Palimony law today is all about prevention. Individuals that wait until their relationship is over before seeking a written palimony agreement are unlikely to receive the support promised by their partner or the lump-sum support contemplated by previous cases such as Kozlowski v. Kozlowski. Given the current state of the law, family law practitioners should, when appropriate, advise such clients to seek a written palimony and/or cohabitation agreement(s). Such agreements are similar to premarital agreements and may address support, division of property and other appropriate issues. For obvious reasons, the current changes to palimony law disfavor those that are dependent on their partner for support.
From a societal standpoint, it is perhaps important to raise awareness about such legislative changes. Few laypeople can define the word "palimony," let alone keep pace with the machinations of how the law is applied. Many clients and former clients likely believe they are protected by the verbal promises of a partner. If their relationship ends via a breakup or even the death of the partner, however, such individuals may find themselves surprised by the current status of the law. Likewise, a high-income earner who desires to provide post-relationship support for his or her partner may fail to understand that a written agreement is now necessary to provide such protection. Absent a valid written agreement, the executor of his or her estate may fail to provide such support. A quick telephone call or letter to clients and former clients could help raise awareness of the law and provide insight into protecting the intentions of palimony obligors and obligees.
The 2010 amendments to the statute of frauds are somewhat analogous to issues individuals and courts confronted following the creation of the Civil Union Act for same-sex couples. At the time, couples that previously entered into domestic partnerships were confused as to whether they would now automatically be considered members of a civil union. Eventually, the legislature determined that couples who previously entered into civil partnerships would be provided notice and an opportunity to enter into a civil union.
The problem facing individuals believing they possess enforceable oral palimony claims is that they will not receive such systematic notice.
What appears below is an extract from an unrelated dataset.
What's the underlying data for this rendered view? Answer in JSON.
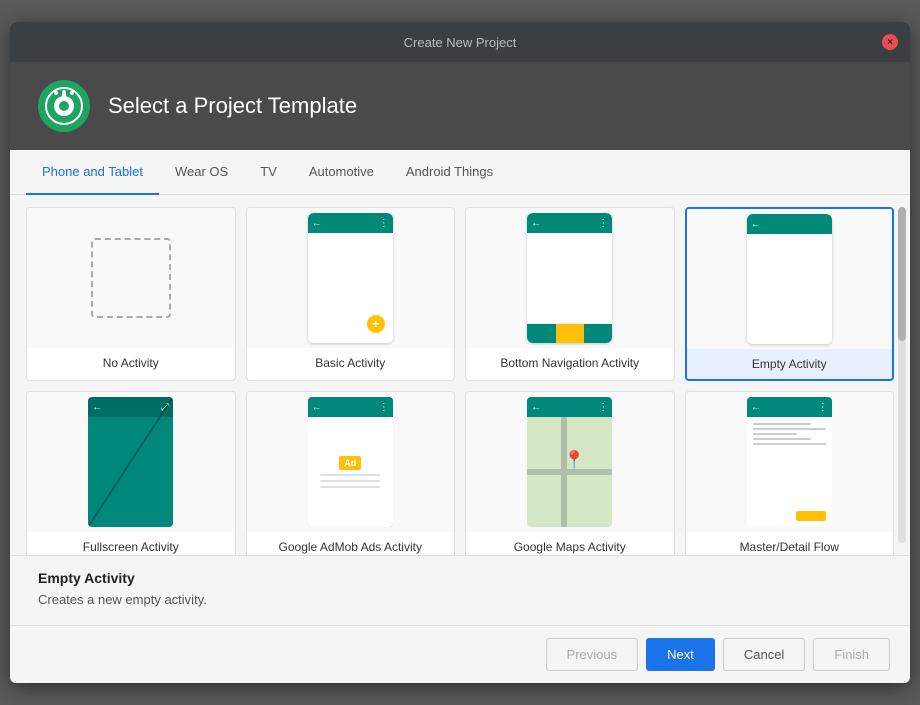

New Jersey family law practitioners can help fill that void by raising awareness of this important issue — an issue that, at any given time, could potentially affect more than five percent of the state’s population.
New Jersey’s palimony laws are growing increasingly restrictive during a period in time when an accelerating percentage of our state’s population may desire to avail themselves of palimony or other rights and responsibilities relating to nonmarried couples. Now that the appellate division has provided guidance regarding the retroactive application of the 2010 amendments, we, as family law practitioners, should considering reaching out to assist our clients in navigating this nebulous area of the law. By raising awareness regarding the palimony law changes and other laws impacting nonmarried couples, we can assist our clients, grow our practices and provide a benefit to a significant and growing portion of our state’s citizenry. •